» **TASK REQUIREMENTS**
Search the data for the string "name" and extract every line where it appears.

» **SOURCE RECORDS**

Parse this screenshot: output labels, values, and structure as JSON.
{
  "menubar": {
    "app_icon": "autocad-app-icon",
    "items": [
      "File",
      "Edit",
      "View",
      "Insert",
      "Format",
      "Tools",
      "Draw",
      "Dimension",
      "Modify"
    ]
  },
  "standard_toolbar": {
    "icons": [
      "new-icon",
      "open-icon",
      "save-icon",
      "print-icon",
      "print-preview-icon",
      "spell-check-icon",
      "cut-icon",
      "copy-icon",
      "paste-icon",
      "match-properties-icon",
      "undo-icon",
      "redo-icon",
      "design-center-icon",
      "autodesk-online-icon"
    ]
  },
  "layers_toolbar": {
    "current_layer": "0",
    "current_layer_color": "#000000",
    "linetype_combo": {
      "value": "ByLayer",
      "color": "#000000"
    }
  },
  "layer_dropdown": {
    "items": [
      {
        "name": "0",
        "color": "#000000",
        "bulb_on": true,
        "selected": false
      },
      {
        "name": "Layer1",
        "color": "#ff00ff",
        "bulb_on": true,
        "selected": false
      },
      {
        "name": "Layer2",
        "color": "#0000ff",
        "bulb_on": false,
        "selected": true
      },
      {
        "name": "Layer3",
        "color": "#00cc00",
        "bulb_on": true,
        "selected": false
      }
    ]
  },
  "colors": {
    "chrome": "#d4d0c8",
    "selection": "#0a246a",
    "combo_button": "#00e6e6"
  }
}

» **WRITTEN RESPONSE**
        "name": "0",
        "name": "Layer1",
        "name": "Layer2",
        "name": "Layer3",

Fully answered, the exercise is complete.